This directory contains the source code for natlink.dll. With the files in this directory, and Visual C++ 5.0, you can completely rebuild natlink.dll. There is no reason to have to rebuild natlink.dll, but the source code is included to help people understand what NatLink is doing. I have not listed every file included in this directory, only the most interesting files.
This is main documentation file for natlink.dll. In this file, I document every function and class which the natlink module exposes to Python. Please refer to this file when writing Python code which uses NatLink.
This is a Visual C++ 6.0 project file. If you want to rebuild natlink.dll, you should load this file into the VC++ developer studio. The project settings reference include files and libraries which are part of the standard Python distribution. If you have installed Python in a place other than c:\Python you may have to fix the project settings to get natlink.dll to compile.
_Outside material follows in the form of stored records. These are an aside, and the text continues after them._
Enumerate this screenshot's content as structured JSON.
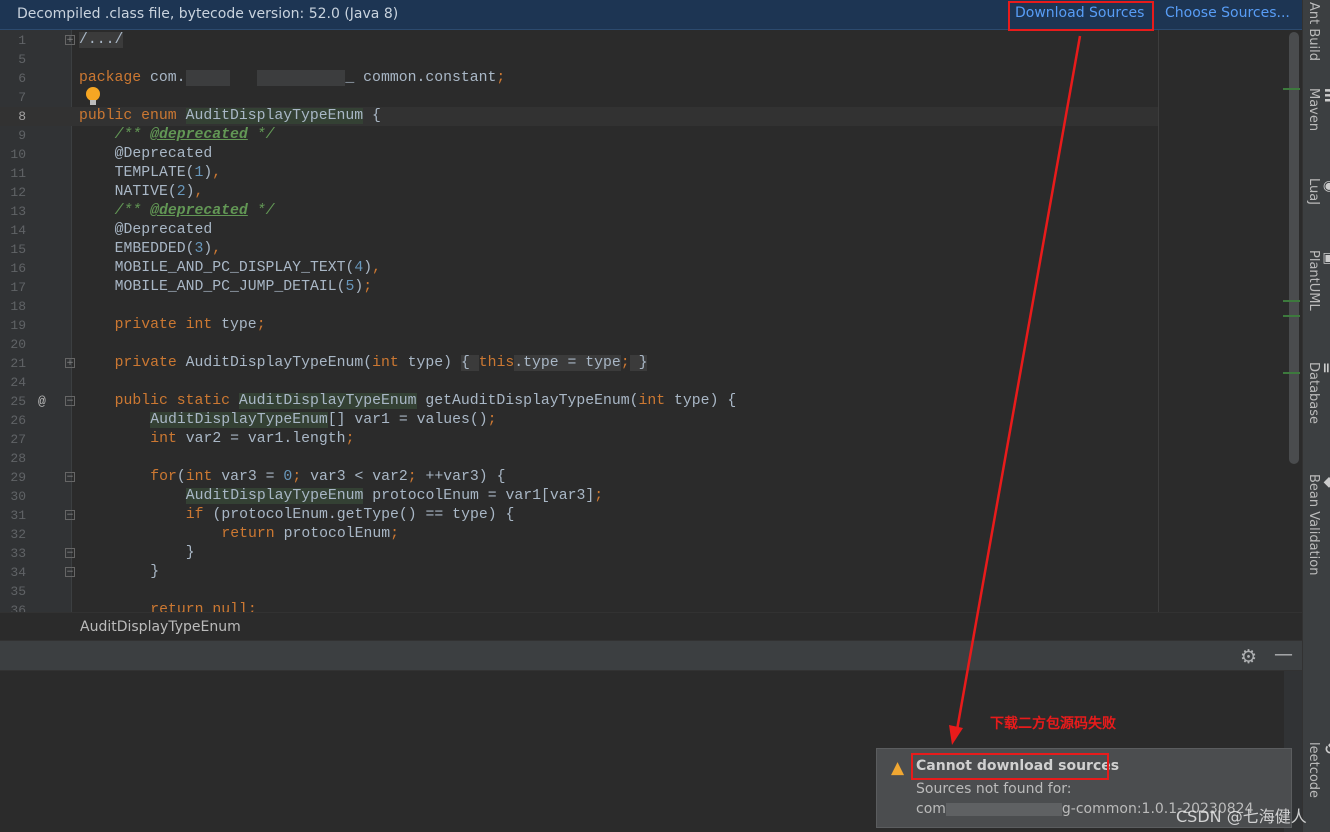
{
  "banner": {
    "message": "Decompiled .class file, bytecode version: 52.0 (Java 8)",
    "download_sources": "Download Sources",
    "choose_sources": "Choose Sources..."
  },
  "editor": {
    "lines": [
      {
        "n": "1",
        "fold": "+",
        "t": [
          [
            "/.../",
            "fold"
          ]
        ]
      },
      {
        "n": "5",
        "t": []
      },
      {
        "n": "6",
        "t": [
          [
            "package ",
            "kw"
          ],
          [
            "com.",
            "tx"
          ],
          [
            "█████",
            "blur"
          ],
          [
            "   ",
            "tx"
          ],
          [
            "██████████",
            "blur"
          ],
          [
            "_ common.constant",
            "tx"
          ],
          [
            ";",
            "kw"
          ]
        ]
      },
      {
        "n": "7",
        "t": []
      },
      {
        "n": "8",
        "cur": true,
        "t": [
          [
            "public enum ",
            "kw"
          ],
          [
            "AuditDisplayTypeEnum",
            "hl"
          ],
          [
            " {",
            "tx"
          ]
        ]
      },
      {
        "n": "9",
        "i": 1,
        "t": [
          [
            "/** ",
            "doc"
          ],
          [
            "@deprecated",
            "tag"
          ],
          [
            " */",
            "doc"
          ]
        ]
      },
      {
        "n": "10",
        "i": 1,
        "t": [
          [
            "@Deprecated",
            "tx"
          ]
        ]
      },
      {
        "n": "11",
        "i": 1,
        "t": [
          [
            "TEMPLATE(",
            "tx"
          ],
          [
            "1",
            "num"
          ],
          [
            ")",
            "tx"
          ],
          [
            ",",
            "kw"
          ]
        ]
      },
      {
        "n": "12",
        "i": 1,
        "t": [
          [
            "NATIVE(",
            "tx"
          ],
          [
            "2",
            "num"
          ],
          [
            ")",
            "tx"
          ],
          [
            ",",
            "kw"
          ]
        ]
      },
      {
        "n": "13",
        "i": 1,
        "t": [
          [
            "/** ",
            "doc"
          ],
          [
            "@deprecated",
            "tag"
          ],
          [
            " */",
            "doc"
          ]
        ]
      },
      {
        "n": "14",
        "i": 1,
        "t": [
          [
            "@Deprecated",
            "tx"
          ]
        ]
      },
      {
        "n": "15",
        "i": 1,
        "t": [
          [
            "EMBEDDED(",
            "tx"
          ],
          [
            "3",
            "num"
          ],
          [
            ")",
            "tx"
          ],
          [
            ",",
            "kw"
          ]
        ]
      },
      {
        "n": "16",
        "i": 1,
        "t": [
          [
            "MOBILE_AND_PC_DISPLAY_TEXT(",
            "tx"
          ],
          [
            "4",
            "num"
          ],
          [
            ")",
            "tx"
          ],
          [
            ",",
            "kw"
          ]
        ]
      },
      {
        "n": "17",
        "i": 1,
        "t": [
          [
            "MOBILE_AND_PC_JUMP_DETAIL(",
            "tx"
          ],
          [
            "5",
            "num"
          ],
          [
            ")",
            "tx"
          ],
          [
            ";",
            "kw"
          ]
        ]
      },
      {
        "n": "18",
        "t": []
      },
      {
        "n": "19",
        "i": 1,
        "t": [
          [
            "private int ",
            "kw"
          ],
          [
            "type",
            "tx"
          ],
          [
            ";",
            "kw"
          ]
        ]
      },
      {
        "n": "20",
        "t": []
      },
      {
        "n": "21",
        "i": 1,
        "fold": "+",
        "t": [
          [
            "private ",
            "kw"
          ],
          [
            "AuditDisplayTypeEnum(",
            "tx"
          ],
          [
            "int ",
            "kw"
          ],
          [
            "type) ",
            "tx"
          ],
          [
            "{ ",
            "fold"
          ],
          [
            "this",
            "kw"
          ],
          [
            ".type = type",
            "fold"
          ],
          [
            ";",
            "kw"
          ],
          [
            " }",
            "fold"
          ]
        ]
      },
      {
        "n": "24",
        "t": []
      },
      {
        "n": "25",
        "i": 1,
        "fold": "-",
        "at": "@",
        "t": [
          [
            "public static ",
            "kw"
          ],
          [
            "AuditDisplayTypeEnum",
            "hl"
          ],
          [
            " getAuditDisplayTypeEnum(",
            "tx"
          ],
          [
            "int ",
            "kw"
          ],
          [
            "type) {",
            "tx"
          ]
        ]
      },
      {
        "n": "26",
        "i": 2,
        "t": [
          [
            "AuditDisplayTypeEnum",
            "hl"
          ],
          [
            "[] var1 = values()",
            "tx"
          ],
          [
            ";",
            "kw"
          ]
        ]
      },
      {
        "n": "27",
        "i": 2,
        "t": [
          [
            "int ",
            "kw"
          ],
          [
            "var2 = var1.length",
            "tx"
          ],
          [
            ";",
            "kw"
          ]
        ]
      },
      {
        "n": "28",
        "t": []
      },
      {
        "n": "29",
        "i": 2,
        "fold": "-",
        "t": [
          [
            "for",
            "kw"
          ],
          [
            "(",
            "tx"
          ],
          [
            "int ",
            "kw"
          ],
          [
            "var3 = ",
            "tx"
          ],
          [
            "0",
            "num"
          ],
          [
            "; ",
            "kw"
          ],
          [
            "var3 < var2",
            "tx"
          ],
          [
            "; ",
            "kw"
          ],
          [
            "++var3) {",
            "tx"
          ]
        ]
      },
      {
        "n": "30",
        "i": 3,
        "t": [
          [
            "AuditDisplayTypeEnum",
            "hl"
          ],
          [
            " protocolEnum = var1[var3]",
            "tx"
          ],
          [
            ";",
            "kw"
          ]
        ]
      },
      {
        "n": "31",
        "i": 3,
        "fold": "-",
        "t": [
          [
            "if ",
            "kw"
          ],
          [
            "(protocolEnum.getType() == type) {",
            "tx"
          ]
        ]
      },
      {
        "n": "32",
        "i": 4,
        "t": [
          [
            "return ",
            "kw"
          ],
          [
            "protocolEnum",
            "tx"
          ],
          [
            ";",
            "kw"
          ]
        ]
      },
      {
        "n": "33",
        "i": 3,
        "fold": "-",
        "t": [
          [
            "}",
            "tx"
          ]
        ]
      },
      {
        "n": "34",
        "i": 2,
        "fold": "-",
        "t": [
          [
            "}",
            "tx"
          ]
        ]
      },
      {
        "n": "35",
        "t": []
      },
      {
        "n": "36",
        "i": 2,
        "t": [
          [
            "return null",
            "kw"
          ],
          [
            ";",
            "kw"
          ]
        ]
      }
    ]
  },
  "breadcrumb": "AuditDisplayTypeEnum",
  "toolwindow": {
    "gear_icon": "gear-icon",
    "minimize_icon": "minimize-icon"
  },
  "sidebar": [
    {
      "label": "Ant Build",
      "icon": ""
    },
    {
      "label": "Maven",
      "icon": "m"
    },
    {
      "label": "LuaJ",
      "icon": "◉"
    },
    {
      "label": "PlantUML",
      "icon": "▣"
    },
    {
      "label": "Database",
      "icon": "≣"
    },
    {
      "label": "Bean Validation",
      "icon": "◆"
    },
    {
      "label": "leetcode",
      "icon": "⟲"
    }
  ],
  "notification": {
    "title": "Cannot download sources",
    "body1": "Sources not found for:",
    "body2_prefix": "com",
    "body2_suffix": "g-common:1.0.1-20230824",
    "icon": "warning-icon",
    "warning_color": "#f0a732"
  },
  "annotation": {
    "text": "下载二方包源码失败",
    "color": "#e81b1b"
  },
  "watermark": "CSDN @七海健人"
}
This is the Microsoft SAPI 4.0 header file. Dragon NaturallySpeaking implements much of Microsoft SAPI 4.0 so many of the native Dragon NaturallySpeaking functions are declared in this file. You can learn more about Microsoft SAPI by downloading SAPI from the Microsoft web site and studying the documentation. (http://www.microsoft.com/IIT)
In addition to the core SAPI interfaces, Dragon NaturallySpeaking exposes a number of additional COM interfaces which extend the basic functionally of Microsoft SAPI. This is the header file which declares those additional interfaces and constants.
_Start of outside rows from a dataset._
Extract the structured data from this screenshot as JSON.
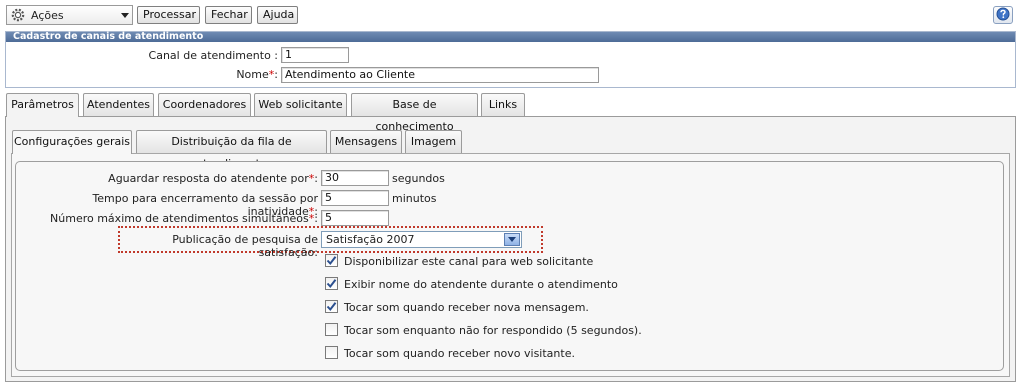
{
  "toolbar": {
    "actions_label": "Ações",
    "buttons": [
      "Processar",
      "Fechar",
      "Ajuda"
    ]
  },
  "panel": {
    "title": "Cadastro de canais de atendimento",
    "fields": [
      {
        "label": "Canal de atendimento :",
        "value": "1",
        "required": false
      },
      {
        "label": "Nome",
        "suffix": ":",
        "value": "Atendimento ao Cliente",
        "required": true
      }
    ]
  },
  "tabs": [
    "Parâmetros",
    "Atendentes",
    "Coordenadores",
    "Web solicitante",
    "Base de conhecimento",
    "Links"
  ],
  "subtabs": [
    "Configurações gerais",
    "Distribuição da fila de atendimento",
    "Mensagens",
    "Imagem"
  ],
  "settings": {
    "rows": [
      {
        "label": "Aguardar resposta do atendente por",
        "value": "30",
        "unit": "segundos"
      },
      {
        "label": "Tempo para encerramento da sessão por inatividade",
        "value": "5",
        "unit": "minutos"
      },
      {
        "label": "Número máximo de atendimentos simultâneos",
        "value": "5",
        "unit": ""
      }
    ],
    "required_mark": "*",
    "colon": ":",
    "survey_label": "Publicação de pesquisa de satisfação:",
    "survey_value": "Satisfação 2007",
    "checkboxes": [
      {
        "label": "Disponibilizar este canal para web solicitante",
        "checked": true
      },
      {
        "label": "Exibir nome do atendente durante o atendimento",
        "checked": true
      },
      {
        "label": "Tocar som quando receber nova mensagem.",
        "checked": true
      },
      {
        "label": "Tocar som enquanto não for respondido (5 segundos).",
        "checked": false
      },
      {
        "label": "Tocar som quando receber novo visitante.",
        "checked": false
      }
    ]
  },
  "colors": {
    "header_bar": "#5a77a3",
    "required": "#cc0000",
    "highlight_border": "#c0392b"
  }
}
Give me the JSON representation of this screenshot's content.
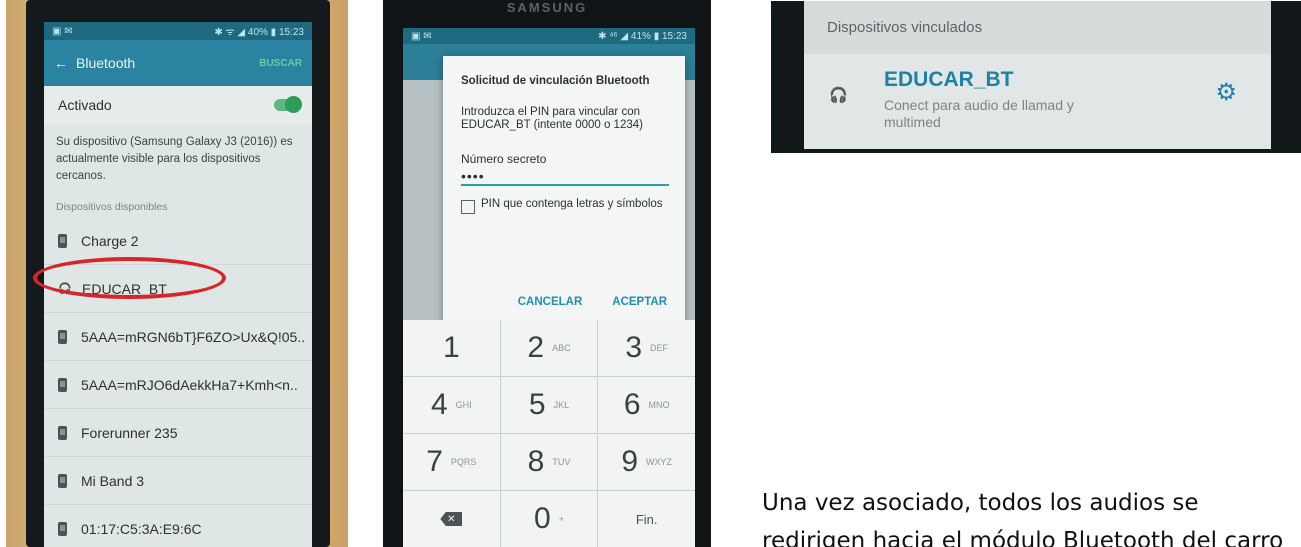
{
  "photo1": {
    "status": {
      "left": "▣ ✉",
      "right": "✱ ᯤ ◢ 40% ▮ 15:23"
    },
    "appbar": {
      "back": "←",
      "title": "Bluetooth",
      "action": "BUSCAR"
    },
    "activado": "Activado",
    "description": "Su dispositivo (Samsung Galaxy J3 (2016)) es actualmente visible para los dispositivos cercanos.",
    "section": "Dispositivos disponibles",
    "devices": [
      {
        "name": "Charge 2",
        "icon": "phone-icon"
      },
      {
        "name": "EDUCAR_BT",
        "icon": "headset-icon"
      },
      {
        "name": "5AAA=mRGN6bT}F6ZO>Ux&Q!05..",
        "icon": "phone-icon"
      },
      {
        "name": "5AAA=mRJO6dAekkHa7+Kmh<n..",
        "icon": "phone-icon"
      },
      {
        "name": "Forerunner 235",
        "icon": "phone-icon"
      },
      {
        "name": "Mi Band 3",
        "icon": "phone-icon"
      },
      {
        "name": "01:17:C5:3A:E9:6C",
        "icon": "phone-icon"
      }
    ],
    "highlight_color": "#d6262b"
  },
  "photo2": {
    "brand": "SAMSUNG",
    "status": {
      "left": "▣ ✉",
      "right": "✱ ⁴⁶ ◢ 41% ▮ 15:23"
    },
    "dialog": {
      "title": "Solicitud de vinculación Bluetooth",
      "message": "Introduzca el PIN para vincular con EDUCAR_BT (intente 0000 o 1234)",
      "field_label": "Número secreto",
      "field_value": "••••",
      "checkbox_label": "PIN que contenga letras y símbolos",
      "cancel": "CANCELAR",
      "accept": "ACEPTAR"
    },
    "keypad": [
      {
        "digit": "1",
        "letters": ""
      },
      {
        "digit": "2",
        "letters": "ABC"
      },
      {
        "digit": "3",
        "letters": "DEF"
      },
      {
        "digit": "4",
        "letters": "GHI"
      },
      {
        "digit": "5",
        "letters": "JKL"
      },
      {
        "digit": "6",
        "letters": "MNO"
      },
      {
        "digit": "7",
        "letters": "PQRS"
      },
      {
        "digit": "8",
        "letters": "TUV"
      },
      {
        "digit": "9",
        "letters": "WXYZ"
      },
      {
        "digit": "✕",
        "letters": ""
      },
      {
        "digit": "0",
        "letters": "+"
      },
      {
        "digit": "Fin.",
        "letters": ""
      }
    ]
  },
  "photo3": {
    "header": "Dispositivos vinculados",
    "device_name": "EDUCAR_BT",
    "device_sub": "Conect para audio de llamad y multimed",
    "accent": "#1e82a6"
  },
  "caption": {
    "line1": "Una vez asociado, todos los audios se",
    "line2": "redirigen hacia el módulo Bluetooth del carro"
  }
}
There is no documentation for these interfaces. In addition, these interfaces are not exposes or defined by the Dragon NaturallySpeaking tool kit. When writing NatLink, I made the decision to code directly to the Dragon NaturallySpeaking internal interfaces, which are richer than any shipping NatSpeak tool kit. However, these interfaces are not documented and NOT SUPPORTED by Dragon Systems. The interfaces I use in NatLink work with version 3.x and they should also work with version 4.0 when it becomes available, but after that there are no guarantees.
Also since there is no documentation, you will not be able to successfully use the interfaces in dspeech.h to access Dragon NaturallySpeaking except by following the examples in the NatLink source code.
This directory contains the source code for EnableNL.exe. With the files in this directory, and Visual C++ 5.0, you can completely rebuild EnableNL.exe. There is no reason to have to rebuild EnableNL.exe, but the source code is included to help people understand what EnableNL is doing. I have not listed every file included in this directory, only the most interesting files.
At present I have decided not to include the source code to mobiletools.dll because I am unsure about the distribution writes to the libraries and header files which interface with the decompression software. However, I have included the documentation file.
This web page (http://www.synapseadaptive.com/joel/NatLinkContents.html) was last modified on October 14, 2000.
The contents of this page are (c) Copyright 1998-1999 by Joel Gould. All Rights Reserved.
See Copyright Information for more details.